Toyota resumes expansion with new Mexico, China plants
The world's largest automaker by sales volume said it would build a $1 billion plant with an annual capacity of 200,000 cars in the central Mexican state of Guanajuato, increasing its overall North American production capacity by about the same number of vehicles.
That plant, Toyota's first passenger car plant in Mexico, would have about 2,000 workers, the company said.
The highly anticipated announcement comes amid a flurry of new auto investments in Mexico, as carmakers are drawn to its low labor costs, free trade agreements and proximity to the United States.
Since the beginning of Mexican President Enrique Pena Nieto's administration in December 2012, auto investments have reached over $20 billion dollars, Mexico's Economy Minister Ildefonso Guajardo said at Toyota's announcement in Mexico City on Wednesday.
The new Mexico plant will be the first built from the ground up under the Toyota New Global Architecture strategy, the automaker's new approach to engineering and building vehicles, Jim Lentz, head of Toyota's North American operations, said in an interview on Wednesday.
Toyota said investment for the Guanajuato plant would likely be about 40 percent less than comparable investments in 2008. The Guanajuato site will be a model for other factories globally, Lentz said.
Toyota plans to move production of its Corolla compact car to the new Mexican plant in 2019 from a factory in Cambridge, Ontario.
The Canadian plant will get a new product, Lentz said, as part of a realignment of Toyota's North American manufacturing that will concentrate production of low-margin, small cars inMexico and at a Mississippi factory currently building the Corolla.
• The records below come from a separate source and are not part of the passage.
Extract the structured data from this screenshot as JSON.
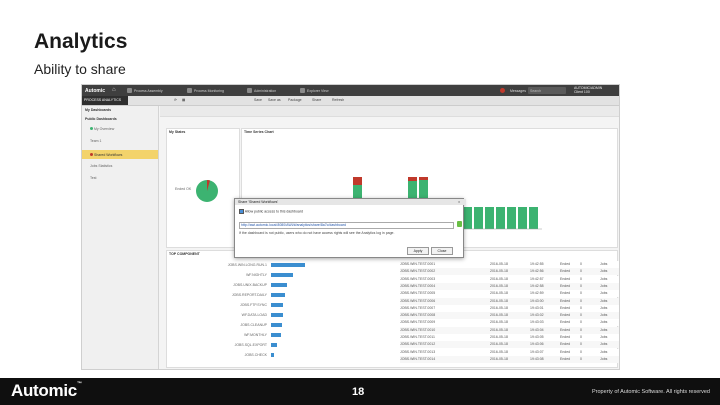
{
  "slide": {
    "title": "Analytics",
    "subtitle": "Ability to share"
  },
  "app": {
    "logo": "Automic",
    "nav": [
      "Process Assembly",
      "Process Monitoring",
      "Administration",
      "Explorer View"
    ],
    "messages_label": "Messages",
    "search_placeholder": "Search",
    "user_line1": "AUTOMIC/ADMIN",
    "user_line2": "Client 100",
    "toolbar_tab": "PROCESS ANALYTICS",
    "toolbar_buttons": [
      "Save",
      "Save as",
      "Package",
      "Share",
      "Refresh"
    ]
  },
  "sidebar": {
    "sections": [
      "My Dashboards",
      "Public Dashboards"
    ],
    "items": [
      "My Overview",
      "Team 1",
      "Activity Overview",
      "Shared Workflows",
      "Jobs Statistics",
      "Test"
    ],
    "selected_index": 3
  },
  "panels": {
    "my_states_title": "My States",
    "timeline_title": "Time Series Chart",
    "bottom_title": "TOP COMPONENT",
    "pie_label": "Ended OK"
  },
  "dialog": {
    "title": "Share 'Shared Workflows'",
    "close": "x",
    "option": "Allow public access to this dashboard",
    "link": "http://awi.automic.local:8080/AWI/#/analytics/share/8a7c/dashboard",
    "note": "If the dashboard is not public, users who do not have access rights will see the Analytics log in page.",
    "apply": "Apply",
    "close_btn": "Close"
  },
  "bottom_bars": [
    "JOBS.WIN.LONG.RUN.1",
    "WF.NIGHTLY",
    "JOBS.UNIX.BACKUP",
    "JOBS.REPORT.DAILY",
    "JOBS.FTP.SYNC",
    "WF.DATA.LOAD",
    "JOBS.CLEANUP",
    "WF.MONTHLY",
    "JOBS.SQL.EXPORT",
    "JOBS.CHECK"
  ],
  "table_rows": [
    [
      "JOBS.WIN.TEST.0001",
      "2016-05-18",
      "19:42:55",
      "Ended",
      "0",
      "Jobs"
    ],
    [
      "JOBS.WIN.TEST.0002",
      "2016-05-18",
      "19:42:56",
      "Ended",
      "0",
      "Jobs"
    ],
    [
      "JOBS.WIN.TEST.0003",
      "2016-05-18",
      "19:42:57",
      "Ended",
      "0",
      "Jobs"
    ],
    [
      "JOBS.WIN.TEST.0004",
      "2016-05-18",
      "19:42:58",
      "Ended",
      "0",
      "Jobs"
    ],
    [
      "JOBS.WIN.TEST.0005",
      "2016-05-18",
      "19:42:59",
      "Ended",
      "0",
      "Jobs"
    ],
    [
      "JOBS.WIN.TEST.0006",
      "2016-05-18",
      "19:43:00",
      "Ended",
      "0",
      "Jobs"
    ],
    [
      "JOBS.WIN.TEST.0007",
      "2016-05-18",
      "19:43:01",
      "Ended",
      "0",
      "Jobs"
    ],
    [
      "JOBS.WIN.TEST.0008",
      "2016-05-18",
      "19:43:02",
      "Ended",
      "0",
      "Jobs"
    ],
    [
      "JOBS.WIN.TEST.0009",
      "2016-05-18",
      "19:43:03",
      "Ended",
      "0",
      "Jobs"
    ],
    [
      "JOBS.WIN.TEST.0010",
      "2016-05-18",
      "19:43:04",
      "Ended",
      "0",
      "Jobs"
    ],
    [
      "JOBS.WIN.TEST.0011",
      "2016-05-18",
      "19:43:05",
      "Ended",
      "0",
      "Jobs"
    ],
    [
      "JOBS.WIN.TEST.0012",
      "2016-05-18",
      "19:43:06",
      "Ended",
      "0",
      "Jobs"
    ],
    [
      "JOBS.WIN.TEST.0013",
      "2016-05-18",
      "19:43:07",
      "Ended",
      "0",
      "Jobs"
    ],
    [
      "JOBS.WIN.TEST.0014",
      "2016-05-18",
      "19:43:08",
      "Ended",
      "0",
      "Jobs"
    ]
  ],
  "colors": {
    "ok_green": "#3cb371",
    "err_red": "#c0392b",
    "bar_blue": "#3b8ed0",
    "selection": "#f3d36b"
  },
  "footer": {
    "brand": "Automic",
    "page_number": "18",
    "copyright": "Property of Automic Software. All rights reserved"
  }
}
Toyota plants in Canada and the central United States will focus on larger, expensive cars and sport utilities. Pickup truck production will remain in Texas and Mexico, Lentz said.
In China, Toyota said it would spend about 52.5 billion yen ($440 million) to add a new facility and a third line at its factory in Guangzhou, owned jointly with Guangzhou Automobile Group Co Ltd. The line could start production in 2017 with capacity to make about 100,000 cars a year.
Wednesday's moves officially end Toyota President Akio Toyoda's three-year moratorium on capacity expansion, and increase pressure on the automaker's rivals, including Volkswagen AG and Detroit automakers General Motors Co and Ford Motor Co.
Toyota's sales took a hit during the 2007-09 recession and a 2010 recall scandal. Toyota says it is now using about 90 percent of its total manufacturing capacity compared with about 70 percent in 2009.
With the new Mexican plant, Lentz said: "We've expanded as much as we need to at this point."